What you are asked to do:
Every record is to be printed exactly as written, and any picture in it is skipped.

Input data:
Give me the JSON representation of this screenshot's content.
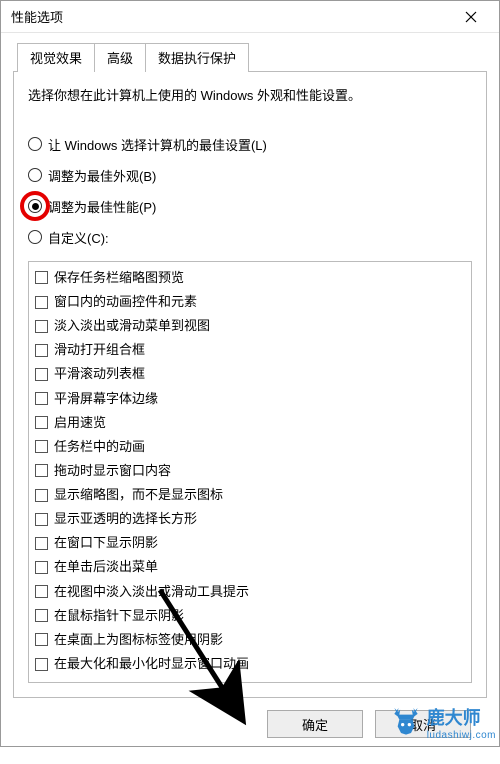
{
  "window": {
    "title": "性能选项"
  },
  "tabs": [
    {
      "label": "视觉效果",
      "active": true
    },
    {
      "label": "高级",
      "active": false
    },
    {
      "label": "数据执行保护",
      "active": false
    }
  ],
  "description": "选择你想在此计算机上使用的 Windows 外观和性能设置。",
  "radios": [
    {
      "label": "让 Windows 选择计算机的最佳设置(L)",
      "checked": false,
      "highlight": false
    },
    {
      "label": "调整为最佳外观(B)",
      "checked": false,
      "highlight": false
    },
    {
      "label": "调整为最佳性能(P)",
      "checked": true,
      "highlight": true
    },
    {
      "label": "自定义(C):",
      "checked": false,
      "highlight": false
    }
  ],
  "checks": [
    {
      "label": "保存任务栏缩略图预览"
    },
    {
      "label": "窗口内的动画控件和元素"
    },
    {
      "label": "淡入淡出或滑动菜单到视图"
    },
    {
      "label": "滑动打开组合框"
    },
    {
      "label": "平滑滚动列表框"
    },
    {
      "label": "平滑屏幕字体边缘"
    },
    {
      "label": "启用速览"
    },
    {
      "label": "任务栏中的动画"
    },
    {
      "label": "拖动时显示窗口内容"
    },
    {
      "label": "显示缩略图，而不是显示图标"
    },
    {
      "label": "显示亚透明的选择长方形"
    },
    {
      "label": "在窗口下显示阴影"
    },
    {
      "label": "在单击后淡出菜单"
    },
    {
      "label": "在视图中淡入淡出或滑动工具提示"
    },
    {
      "label": "在鼠标指针下显示阴影"
    },
    {
      "label": "在桌面上为图标标签使用阴影"
    },
    {
      "label": "在最大化和最小化时显示窗口动画"
    }
  ],
  "buttons": {
    "ok": "确定",
    "cancel": "取消"
  },
  "watermark": {
    "brand": "鹿大师",
    "url": "ludashiwj.com"
  }
}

Written solution:
Give me the JSON representation of this screenshot's content.
{
  "window": {
    "title": "性能选项"
  },
  "tabs": [
    {
      "label": "视觉效果",
      "active": true
    },
    {
      "label": "高级",
      "active": false
    },
    {
      "label": "数据执行保护",
      "active": false
    }
  ],
  "description": "选择你想在此计算机上使用的 Windows 外观和性能设置。",
  "radios": [
    {
      "label": "让 Windows 选择计算机的最佳设置(L)",
      "checked": false,
      "highlight": false
    },
    {
      "label": "调整为最佳外观(B)",
      "checked": false,
      "highlight": false
    },
    {
      "label": "调整为最佳性能(P)",
      "checked": true,
      "highlight": true
    },
    {
      "label": "自定义(C):",
      "checked": false,
      "highlight": false
    }
  ],
  "checks": [
    {
      "label": "保存任务栏缩略图预览"
    },
    {
      "label": "窗口内的动画控件和元素"
    },
    {
      "label": "淡入淡出或滑动菜单到视图"
    },
    {
      "label": "滑动打开组合框"
    },
    {
      "label": "平滑滚动列表框"
    },
    {
      "label": "平滑屏幕字体边缘"
    },
    {
      "label": "启用速览"
    },
    {
      "label": "任务栏中的动画"
    },
    {
      "label": "拖动时显示窗口内容"
    },
    {
      "label": "显示缩略图，而不是显示图标"
    },
    {
      "label": "显示亚透明的选择长方形"
    },
    {
      "label": "在窗口下显示阴影"
    },
    {
      "label": "在单击后淡出菜单"
    },
    {
      "label": "在视图中淡入淡出或滑动工具提示"
    },
    {
      "label": "在鼠标指针下显示阴影"
    },
    {
      "label": "在桌面上为图标标签使用阴影"
    },
    {
      "label": "在最大化和最小化时显示窗口动画"
    }
  ],
  "buttons": {
    "ok": "确定",
    "cancel": "取消"
  },
  "watermark": {
    "brand": "鹿大师",
    "url": "ludashiwj.com"
  }
}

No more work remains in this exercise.